> Given records:

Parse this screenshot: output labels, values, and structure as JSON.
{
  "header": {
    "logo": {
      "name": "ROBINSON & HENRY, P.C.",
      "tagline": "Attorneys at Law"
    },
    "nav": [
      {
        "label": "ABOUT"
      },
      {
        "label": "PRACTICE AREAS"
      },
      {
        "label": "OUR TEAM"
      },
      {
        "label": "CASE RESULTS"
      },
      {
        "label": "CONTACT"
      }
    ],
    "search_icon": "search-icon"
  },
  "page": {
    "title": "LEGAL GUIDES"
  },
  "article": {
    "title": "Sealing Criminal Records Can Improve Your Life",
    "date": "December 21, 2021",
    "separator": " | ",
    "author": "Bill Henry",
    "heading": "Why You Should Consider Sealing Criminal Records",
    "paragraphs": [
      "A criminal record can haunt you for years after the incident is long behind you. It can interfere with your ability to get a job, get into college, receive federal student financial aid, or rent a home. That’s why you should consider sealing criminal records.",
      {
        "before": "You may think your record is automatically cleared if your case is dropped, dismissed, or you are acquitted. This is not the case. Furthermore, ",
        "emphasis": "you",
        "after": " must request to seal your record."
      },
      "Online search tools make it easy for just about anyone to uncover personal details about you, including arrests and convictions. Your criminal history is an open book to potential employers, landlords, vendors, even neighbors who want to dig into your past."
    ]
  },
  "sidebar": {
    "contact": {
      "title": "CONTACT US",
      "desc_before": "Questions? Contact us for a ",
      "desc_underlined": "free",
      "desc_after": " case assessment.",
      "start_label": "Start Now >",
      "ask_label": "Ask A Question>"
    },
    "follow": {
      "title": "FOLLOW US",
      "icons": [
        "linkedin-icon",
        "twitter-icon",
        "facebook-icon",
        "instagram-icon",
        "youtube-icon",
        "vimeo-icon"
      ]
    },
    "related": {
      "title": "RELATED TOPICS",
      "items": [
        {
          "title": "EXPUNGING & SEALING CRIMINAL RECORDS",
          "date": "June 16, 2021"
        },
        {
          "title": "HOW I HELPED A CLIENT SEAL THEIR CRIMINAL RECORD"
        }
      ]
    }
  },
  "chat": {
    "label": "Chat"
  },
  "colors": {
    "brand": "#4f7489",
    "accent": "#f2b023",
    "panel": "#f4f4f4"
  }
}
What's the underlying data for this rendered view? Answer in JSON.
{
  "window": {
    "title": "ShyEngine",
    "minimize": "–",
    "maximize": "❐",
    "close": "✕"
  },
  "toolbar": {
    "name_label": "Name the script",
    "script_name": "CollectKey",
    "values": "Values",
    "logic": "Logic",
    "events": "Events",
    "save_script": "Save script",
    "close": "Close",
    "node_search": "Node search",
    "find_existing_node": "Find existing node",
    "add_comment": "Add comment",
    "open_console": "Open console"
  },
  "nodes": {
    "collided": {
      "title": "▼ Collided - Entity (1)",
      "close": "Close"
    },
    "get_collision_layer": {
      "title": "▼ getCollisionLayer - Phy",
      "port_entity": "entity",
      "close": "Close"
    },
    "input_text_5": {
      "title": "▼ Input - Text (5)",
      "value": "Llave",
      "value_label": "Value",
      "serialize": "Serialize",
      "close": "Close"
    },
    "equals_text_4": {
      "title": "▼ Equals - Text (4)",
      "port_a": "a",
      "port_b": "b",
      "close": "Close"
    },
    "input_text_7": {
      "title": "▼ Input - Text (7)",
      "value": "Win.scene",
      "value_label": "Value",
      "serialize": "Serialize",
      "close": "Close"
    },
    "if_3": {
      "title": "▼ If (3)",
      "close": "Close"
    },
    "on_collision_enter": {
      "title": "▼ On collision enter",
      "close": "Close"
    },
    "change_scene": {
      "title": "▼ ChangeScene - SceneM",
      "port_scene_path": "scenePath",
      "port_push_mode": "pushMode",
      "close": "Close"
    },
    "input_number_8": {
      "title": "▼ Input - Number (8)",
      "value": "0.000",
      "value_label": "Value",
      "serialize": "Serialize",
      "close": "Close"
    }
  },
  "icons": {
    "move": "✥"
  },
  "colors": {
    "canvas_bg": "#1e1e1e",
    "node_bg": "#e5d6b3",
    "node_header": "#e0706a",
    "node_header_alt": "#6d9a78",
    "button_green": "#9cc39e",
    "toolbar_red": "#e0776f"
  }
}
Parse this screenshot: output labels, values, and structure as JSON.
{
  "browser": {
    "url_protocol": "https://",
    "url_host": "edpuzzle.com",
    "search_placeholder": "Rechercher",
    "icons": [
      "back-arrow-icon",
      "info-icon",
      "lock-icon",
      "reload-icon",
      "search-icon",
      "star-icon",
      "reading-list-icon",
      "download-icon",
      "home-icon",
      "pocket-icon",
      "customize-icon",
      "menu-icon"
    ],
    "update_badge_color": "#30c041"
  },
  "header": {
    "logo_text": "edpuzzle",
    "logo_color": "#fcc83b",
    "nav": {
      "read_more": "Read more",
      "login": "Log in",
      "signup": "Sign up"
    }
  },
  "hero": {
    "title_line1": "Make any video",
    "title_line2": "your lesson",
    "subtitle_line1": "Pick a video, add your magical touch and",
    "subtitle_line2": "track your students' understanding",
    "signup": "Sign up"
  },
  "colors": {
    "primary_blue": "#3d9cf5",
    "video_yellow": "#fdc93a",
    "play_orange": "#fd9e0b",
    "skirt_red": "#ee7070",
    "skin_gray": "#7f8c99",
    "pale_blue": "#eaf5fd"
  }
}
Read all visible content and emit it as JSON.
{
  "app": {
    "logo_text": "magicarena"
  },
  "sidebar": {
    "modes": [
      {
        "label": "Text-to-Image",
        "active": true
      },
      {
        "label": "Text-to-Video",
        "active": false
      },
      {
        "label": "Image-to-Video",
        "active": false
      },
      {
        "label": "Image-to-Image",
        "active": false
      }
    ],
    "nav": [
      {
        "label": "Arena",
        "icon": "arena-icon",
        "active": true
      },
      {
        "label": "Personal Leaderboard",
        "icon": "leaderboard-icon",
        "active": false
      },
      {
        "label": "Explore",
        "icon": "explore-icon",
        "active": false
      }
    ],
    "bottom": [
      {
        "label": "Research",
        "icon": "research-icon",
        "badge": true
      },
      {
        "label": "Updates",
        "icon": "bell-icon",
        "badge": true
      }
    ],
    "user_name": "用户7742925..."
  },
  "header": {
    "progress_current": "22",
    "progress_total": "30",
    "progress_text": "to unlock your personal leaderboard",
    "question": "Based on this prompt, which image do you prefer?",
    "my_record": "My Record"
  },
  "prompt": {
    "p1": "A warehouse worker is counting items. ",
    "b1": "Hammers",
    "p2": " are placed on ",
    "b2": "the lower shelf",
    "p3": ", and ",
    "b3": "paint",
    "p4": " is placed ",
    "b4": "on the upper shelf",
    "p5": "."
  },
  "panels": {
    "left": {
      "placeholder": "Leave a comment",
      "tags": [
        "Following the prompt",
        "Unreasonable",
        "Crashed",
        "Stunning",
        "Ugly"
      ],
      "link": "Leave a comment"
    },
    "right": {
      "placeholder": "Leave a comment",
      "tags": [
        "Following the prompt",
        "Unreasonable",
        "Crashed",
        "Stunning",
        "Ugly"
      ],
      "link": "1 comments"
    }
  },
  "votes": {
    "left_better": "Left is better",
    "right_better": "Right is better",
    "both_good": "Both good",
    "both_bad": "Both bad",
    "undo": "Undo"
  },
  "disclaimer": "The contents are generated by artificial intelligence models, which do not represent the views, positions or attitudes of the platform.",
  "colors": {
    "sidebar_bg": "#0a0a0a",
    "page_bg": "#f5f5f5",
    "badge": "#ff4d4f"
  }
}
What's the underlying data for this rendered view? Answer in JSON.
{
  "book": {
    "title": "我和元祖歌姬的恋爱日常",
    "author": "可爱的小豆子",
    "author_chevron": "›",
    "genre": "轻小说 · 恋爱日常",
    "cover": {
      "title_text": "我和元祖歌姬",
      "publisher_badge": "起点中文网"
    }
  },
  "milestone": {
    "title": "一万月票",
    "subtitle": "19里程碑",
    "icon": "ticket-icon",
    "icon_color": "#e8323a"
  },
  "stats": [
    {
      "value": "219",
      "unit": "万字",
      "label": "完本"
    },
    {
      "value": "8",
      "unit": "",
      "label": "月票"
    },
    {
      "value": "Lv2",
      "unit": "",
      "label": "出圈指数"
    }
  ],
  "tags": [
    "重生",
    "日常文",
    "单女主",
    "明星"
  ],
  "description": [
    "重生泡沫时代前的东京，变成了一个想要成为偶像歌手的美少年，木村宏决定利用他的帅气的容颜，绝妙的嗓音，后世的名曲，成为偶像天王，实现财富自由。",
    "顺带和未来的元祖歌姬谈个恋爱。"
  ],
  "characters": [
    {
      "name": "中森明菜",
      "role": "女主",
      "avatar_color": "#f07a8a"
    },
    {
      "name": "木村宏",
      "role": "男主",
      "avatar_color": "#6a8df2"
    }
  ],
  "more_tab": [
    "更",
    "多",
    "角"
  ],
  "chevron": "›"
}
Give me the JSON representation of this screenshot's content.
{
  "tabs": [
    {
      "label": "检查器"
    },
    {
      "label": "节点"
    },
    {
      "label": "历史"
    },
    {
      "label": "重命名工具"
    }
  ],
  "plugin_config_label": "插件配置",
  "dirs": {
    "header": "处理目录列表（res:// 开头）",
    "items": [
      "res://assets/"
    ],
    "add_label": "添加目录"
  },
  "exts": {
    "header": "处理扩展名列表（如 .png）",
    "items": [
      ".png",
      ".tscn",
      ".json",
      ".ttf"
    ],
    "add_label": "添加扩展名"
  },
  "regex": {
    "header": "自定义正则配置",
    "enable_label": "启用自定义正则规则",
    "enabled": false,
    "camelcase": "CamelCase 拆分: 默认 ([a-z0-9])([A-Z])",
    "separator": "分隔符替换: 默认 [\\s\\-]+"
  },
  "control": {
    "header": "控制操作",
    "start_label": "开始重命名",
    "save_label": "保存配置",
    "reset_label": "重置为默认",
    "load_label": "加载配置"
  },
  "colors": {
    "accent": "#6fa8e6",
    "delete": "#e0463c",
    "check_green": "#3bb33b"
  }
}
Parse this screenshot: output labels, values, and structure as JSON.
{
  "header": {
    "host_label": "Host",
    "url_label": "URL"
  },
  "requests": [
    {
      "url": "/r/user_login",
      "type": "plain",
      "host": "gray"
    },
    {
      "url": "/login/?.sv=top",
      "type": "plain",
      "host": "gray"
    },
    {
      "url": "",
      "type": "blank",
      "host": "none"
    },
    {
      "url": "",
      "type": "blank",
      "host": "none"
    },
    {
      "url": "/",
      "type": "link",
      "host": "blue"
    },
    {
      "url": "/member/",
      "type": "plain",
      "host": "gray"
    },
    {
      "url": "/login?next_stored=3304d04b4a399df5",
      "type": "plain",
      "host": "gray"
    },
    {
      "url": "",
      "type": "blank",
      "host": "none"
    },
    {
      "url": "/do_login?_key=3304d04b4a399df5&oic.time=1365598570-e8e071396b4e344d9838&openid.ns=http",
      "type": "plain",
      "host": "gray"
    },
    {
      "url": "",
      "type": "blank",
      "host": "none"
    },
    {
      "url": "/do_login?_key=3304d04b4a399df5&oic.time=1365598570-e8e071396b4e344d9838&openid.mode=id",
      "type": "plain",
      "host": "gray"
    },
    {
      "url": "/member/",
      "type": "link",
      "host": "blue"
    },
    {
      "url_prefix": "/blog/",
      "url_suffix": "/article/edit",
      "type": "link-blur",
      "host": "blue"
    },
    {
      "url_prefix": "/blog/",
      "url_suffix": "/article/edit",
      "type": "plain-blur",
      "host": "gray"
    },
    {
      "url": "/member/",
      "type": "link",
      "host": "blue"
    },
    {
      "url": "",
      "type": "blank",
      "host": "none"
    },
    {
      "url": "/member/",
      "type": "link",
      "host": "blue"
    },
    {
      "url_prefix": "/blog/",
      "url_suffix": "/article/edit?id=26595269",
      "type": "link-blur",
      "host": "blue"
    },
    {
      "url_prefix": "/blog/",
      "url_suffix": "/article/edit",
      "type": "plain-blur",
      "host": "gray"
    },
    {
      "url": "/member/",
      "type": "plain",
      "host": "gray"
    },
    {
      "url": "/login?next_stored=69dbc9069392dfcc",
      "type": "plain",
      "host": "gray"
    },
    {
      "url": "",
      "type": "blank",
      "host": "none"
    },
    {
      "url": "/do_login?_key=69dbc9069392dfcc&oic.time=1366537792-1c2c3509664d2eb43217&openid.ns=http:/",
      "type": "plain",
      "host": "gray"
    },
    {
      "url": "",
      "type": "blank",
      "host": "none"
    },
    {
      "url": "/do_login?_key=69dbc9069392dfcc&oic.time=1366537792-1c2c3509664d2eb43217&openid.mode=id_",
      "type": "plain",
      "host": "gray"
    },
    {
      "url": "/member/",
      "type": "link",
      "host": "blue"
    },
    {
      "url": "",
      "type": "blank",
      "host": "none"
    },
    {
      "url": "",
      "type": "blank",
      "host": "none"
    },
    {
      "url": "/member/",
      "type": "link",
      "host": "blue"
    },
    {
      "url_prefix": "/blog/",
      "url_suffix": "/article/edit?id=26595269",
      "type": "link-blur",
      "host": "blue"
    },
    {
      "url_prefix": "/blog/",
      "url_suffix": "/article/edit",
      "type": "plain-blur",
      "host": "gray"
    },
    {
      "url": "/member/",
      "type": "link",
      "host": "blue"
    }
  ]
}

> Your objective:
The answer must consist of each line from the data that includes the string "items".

> Solution to the exercise:
      "items": [
    "p1": "A warehouse worker is counting items. ",
    "items": [
    "items": [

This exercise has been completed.